Consequently handles are traditionally sized so that a three fingered grip feels comfortable and a four fingered grip feels crowded.
When you extend your index finger on metal bevel-down planes, rest your finger along the side of the frog, this allows you to relax. One of my biggest complaints about bevel-up planes is they have no frog, so there is no comfortable place to rest your index finger, and consequently all four fingers hold the handle in a tiring death grip.
Try it, you will like it.
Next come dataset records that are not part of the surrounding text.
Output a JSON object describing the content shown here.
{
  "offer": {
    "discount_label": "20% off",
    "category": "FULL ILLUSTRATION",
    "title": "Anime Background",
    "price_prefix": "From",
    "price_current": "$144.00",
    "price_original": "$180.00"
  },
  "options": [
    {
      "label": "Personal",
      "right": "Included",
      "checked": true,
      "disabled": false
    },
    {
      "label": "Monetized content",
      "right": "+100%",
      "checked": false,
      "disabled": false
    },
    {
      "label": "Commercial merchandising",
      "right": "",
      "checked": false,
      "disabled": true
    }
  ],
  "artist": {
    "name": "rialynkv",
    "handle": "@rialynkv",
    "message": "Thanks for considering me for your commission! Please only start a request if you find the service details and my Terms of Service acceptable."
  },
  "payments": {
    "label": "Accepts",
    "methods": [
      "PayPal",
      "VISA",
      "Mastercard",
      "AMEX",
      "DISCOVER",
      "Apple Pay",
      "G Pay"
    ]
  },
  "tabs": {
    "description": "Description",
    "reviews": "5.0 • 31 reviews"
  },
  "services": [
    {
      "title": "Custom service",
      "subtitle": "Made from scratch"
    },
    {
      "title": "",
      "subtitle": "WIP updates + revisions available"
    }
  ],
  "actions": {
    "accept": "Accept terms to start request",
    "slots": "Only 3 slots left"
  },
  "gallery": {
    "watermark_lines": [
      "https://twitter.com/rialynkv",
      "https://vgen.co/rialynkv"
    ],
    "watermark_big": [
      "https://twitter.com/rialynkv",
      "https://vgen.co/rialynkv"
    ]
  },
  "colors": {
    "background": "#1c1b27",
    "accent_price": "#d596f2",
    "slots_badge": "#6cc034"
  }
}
This "Tools & Craft" section is provided courtesy of Joel Moskowitz, founder of Tools for Working Wood, the Brooklyn-based catalog retailer of everything from hand tools to Festool; check out their online shop here. Joel also founded Gramercy Tools, the award-winning boutique manufacturer of hand tools made the old-fashioned way: Built to work and built to last.